After a flood, call your insurance agent. Have your policy and list of possessions handy to simplify the adjuster's work. When it is safe to return home, be sure your house is not in danger of collapsing before entering. Watch for live electrical wires and don't turn on any electrically operated light or appliance until an electrician has checked your system. Don't strike a match or use a flame as escaping gas could cause an explosion. Open windows and doors to let air circulate. Take photos to record the damage. Throw out perishable foods, hose down appliances and furniture, even if they have been destroyed. You need to keep these for the adjuster's inspection. Pump basement gradually (one third each day to prevent further structural damage). Shovel out mud while it is still wet. Have your water tested before using. Make any temporary repairs necessary to stop further losses from the elements and prevent looting.
 
Flood waters may contain fecal material and associated bacteria and viruses from overflowing septic tanks and/or public sewerage systems. Although skin contact with flood waters does not, by itself, pose a serious health risk, avoid contact if you have open cuts or sores. If you have any open cuts or sores that will be exposed to flood waters, keep them as clean as possible by washing well with soap to control infection. If a wound develops redness, swelling or drainage, seek immediate medical attention. There is some risk of disease from eating or drinking anything contaminated with flood waters.
 
Do not allow children to play in flood water areas, wash children's hands frequently (especially before meals), and do not allow children to play with flood water-contaminated toys that have not been disinfected. You can disinfect toys using a solution of one ounce of bleach (1/8th cup) in two gallons of water.
 
Don't wade through standing water. If you must, bathe and put on clean clothes as soon as possible.
 
It is critical for you to remember to practice basic hygiene. Wash your hands with soap and water that has been boiled or disinfected before preparing or eating food, after toilet use, after participating in flood cleanup activities, and after handling articles contaminated with flood water or sewage.
 
If your plumbing is functioning slowly or sluggishly, you should:

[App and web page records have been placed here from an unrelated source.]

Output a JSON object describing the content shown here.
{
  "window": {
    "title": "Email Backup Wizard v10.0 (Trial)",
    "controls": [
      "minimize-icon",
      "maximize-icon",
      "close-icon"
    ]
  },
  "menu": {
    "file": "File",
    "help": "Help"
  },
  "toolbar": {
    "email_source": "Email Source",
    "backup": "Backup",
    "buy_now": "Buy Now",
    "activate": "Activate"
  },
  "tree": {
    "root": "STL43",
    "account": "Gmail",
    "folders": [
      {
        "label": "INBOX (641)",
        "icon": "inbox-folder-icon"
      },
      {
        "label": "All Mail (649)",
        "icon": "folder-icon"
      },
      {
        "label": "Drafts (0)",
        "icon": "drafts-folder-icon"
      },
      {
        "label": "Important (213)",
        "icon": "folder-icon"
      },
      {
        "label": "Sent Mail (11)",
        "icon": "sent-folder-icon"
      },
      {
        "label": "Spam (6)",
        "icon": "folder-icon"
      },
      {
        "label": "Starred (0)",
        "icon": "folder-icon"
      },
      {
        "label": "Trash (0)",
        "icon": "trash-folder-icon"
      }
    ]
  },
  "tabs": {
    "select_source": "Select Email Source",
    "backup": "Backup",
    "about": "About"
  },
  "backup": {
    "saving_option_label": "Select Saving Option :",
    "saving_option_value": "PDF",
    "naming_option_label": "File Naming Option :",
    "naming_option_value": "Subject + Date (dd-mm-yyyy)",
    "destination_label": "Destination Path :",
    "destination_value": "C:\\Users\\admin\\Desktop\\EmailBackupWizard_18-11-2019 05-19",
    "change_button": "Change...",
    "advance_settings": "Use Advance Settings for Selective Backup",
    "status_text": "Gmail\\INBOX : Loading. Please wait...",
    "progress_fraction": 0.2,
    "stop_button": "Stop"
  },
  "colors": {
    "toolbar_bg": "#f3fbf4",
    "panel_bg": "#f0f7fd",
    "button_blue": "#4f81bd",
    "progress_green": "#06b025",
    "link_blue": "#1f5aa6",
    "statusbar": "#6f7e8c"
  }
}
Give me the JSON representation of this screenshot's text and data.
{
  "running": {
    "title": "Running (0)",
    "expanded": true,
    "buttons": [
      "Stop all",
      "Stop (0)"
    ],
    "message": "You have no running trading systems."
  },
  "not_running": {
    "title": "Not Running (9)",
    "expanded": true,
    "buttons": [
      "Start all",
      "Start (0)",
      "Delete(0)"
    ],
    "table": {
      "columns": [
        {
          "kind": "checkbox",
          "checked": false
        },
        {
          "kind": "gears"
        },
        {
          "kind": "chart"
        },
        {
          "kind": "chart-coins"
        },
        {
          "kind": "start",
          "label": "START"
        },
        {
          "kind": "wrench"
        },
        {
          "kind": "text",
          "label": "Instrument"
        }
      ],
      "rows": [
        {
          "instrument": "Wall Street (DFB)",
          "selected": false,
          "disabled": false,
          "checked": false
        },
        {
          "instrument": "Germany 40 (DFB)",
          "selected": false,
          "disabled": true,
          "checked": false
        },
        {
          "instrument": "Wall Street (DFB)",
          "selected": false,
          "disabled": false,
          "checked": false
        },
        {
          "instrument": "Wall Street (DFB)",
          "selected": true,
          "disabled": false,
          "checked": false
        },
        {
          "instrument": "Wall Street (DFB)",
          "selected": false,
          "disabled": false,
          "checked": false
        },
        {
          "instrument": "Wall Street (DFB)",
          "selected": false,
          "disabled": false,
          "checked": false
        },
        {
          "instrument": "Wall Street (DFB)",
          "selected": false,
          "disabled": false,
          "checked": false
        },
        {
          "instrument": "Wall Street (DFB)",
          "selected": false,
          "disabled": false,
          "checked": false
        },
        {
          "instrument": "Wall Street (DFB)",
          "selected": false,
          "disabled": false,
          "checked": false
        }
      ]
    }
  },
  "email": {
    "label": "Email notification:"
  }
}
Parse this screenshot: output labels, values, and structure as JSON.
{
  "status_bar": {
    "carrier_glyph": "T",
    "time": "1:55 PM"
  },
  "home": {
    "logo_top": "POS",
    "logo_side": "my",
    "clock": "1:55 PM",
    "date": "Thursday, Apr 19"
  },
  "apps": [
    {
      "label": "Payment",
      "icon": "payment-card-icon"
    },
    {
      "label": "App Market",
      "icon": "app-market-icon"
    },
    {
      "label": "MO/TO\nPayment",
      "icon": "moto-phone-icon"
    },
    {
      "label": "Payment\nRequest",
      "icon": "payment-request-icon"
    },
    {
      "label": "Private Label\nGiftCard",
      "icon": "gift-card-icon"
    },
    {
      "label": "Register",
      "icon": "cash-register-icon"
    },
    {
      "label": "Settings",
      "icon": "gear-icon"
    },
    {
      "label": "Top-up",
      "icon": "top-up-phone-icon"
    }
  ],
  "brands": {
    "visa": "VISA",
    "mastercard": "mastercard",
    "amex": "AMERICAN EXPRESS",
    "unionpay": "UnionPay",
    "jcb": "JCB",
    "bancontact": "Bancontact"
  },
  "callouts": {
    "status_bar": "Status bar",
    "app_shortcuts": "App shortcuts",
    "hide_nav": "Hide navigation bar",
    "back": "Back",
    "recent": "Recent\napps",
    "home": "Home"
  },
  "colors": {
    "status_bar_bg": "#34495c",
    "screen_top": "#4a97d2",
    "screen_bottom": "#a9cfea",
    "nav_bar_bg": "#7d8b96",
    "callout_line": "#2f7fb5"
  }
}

1. Conserve water as much as possible, the less water used, the less sewage the system must process. Minimize use of your washing machine--go to a laundrymat. Rental of a portable toilet for a temporary period may be another option.

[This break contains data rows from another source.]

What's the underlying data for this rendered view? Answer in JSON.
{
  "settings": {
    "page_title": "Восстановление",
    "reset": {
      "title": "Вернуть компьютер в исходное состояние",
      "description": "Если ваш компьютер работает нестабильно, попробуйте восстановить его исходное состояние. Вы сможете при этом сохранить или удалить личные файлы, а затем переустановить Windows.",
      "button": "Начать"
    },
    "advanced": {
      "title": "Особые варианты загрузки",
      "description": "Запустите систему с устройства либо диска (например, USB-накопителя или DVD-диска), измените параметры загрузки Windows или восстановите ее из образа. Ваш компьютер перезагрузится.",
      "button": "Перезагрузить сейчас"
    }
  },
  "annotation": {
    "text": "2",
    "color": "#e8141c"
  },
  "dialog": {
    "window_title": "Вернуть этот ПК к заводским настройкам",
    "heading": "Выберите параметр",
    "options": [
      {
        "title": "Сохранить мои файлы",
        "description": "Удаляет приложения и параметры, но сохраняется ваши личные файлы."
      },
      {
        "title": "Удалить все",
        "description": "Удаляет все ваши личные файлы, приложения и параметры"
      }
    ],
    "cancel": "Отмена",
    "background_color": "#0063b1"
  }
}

2. Not have a septic tank pumped. Exceptionally high water tables might crush a septic tank that has been pumped dry. If the fundamental problem is high ground water, pumping the tank does nothing to solve that problem.
3. Not have a septic tank and drainfield repaired until the ground has dried up so you can tell if any permanent damage has been done to the system. Often systems are completely functional when unsaturated conditions return. Any repair must be permitted and inspected by your county health department.
 
If there is a backflow of sewage into your house, wear rubber boots and waterproof gloves during cleanup. Remove and discard absorbent household materials, such as wallcoverings, cloth, rugs, and sheetrock. Walls and hard-surfaced floors should be cleaned with soap and water and disinfected with a solution of 1/2 cup of bleach to one gallon of water. Thoroughly disinfect food contact surfaces (countertops, refrigerators, tables) and areas where small children play. Wash all linens and clothing in hot water. Air-dry larger items, such as sofas, in the sun and spray them with a disinfectant. Steam clean all carpeting.
 
If you cannot use your plumbing without creating a sanitary nuisance, i.e., without sewage being exposed, for you and your family's health and safety, please consider moving to a new location until conditions improve.
 
When a Flash Flood WARNING is issued...
 
Or if you think it has already started, evacuate immediately.  You may have only seconds to escape.  Act Quickly!
 
Move to higher ground away from rivers, streams, creeks, and  storm drains.  Do not drive around barricades... they are there for your safety.
 
If your car stalls in rapidly rising waters, abandon it immediately and climb to higher ground .
FloodSmart.gov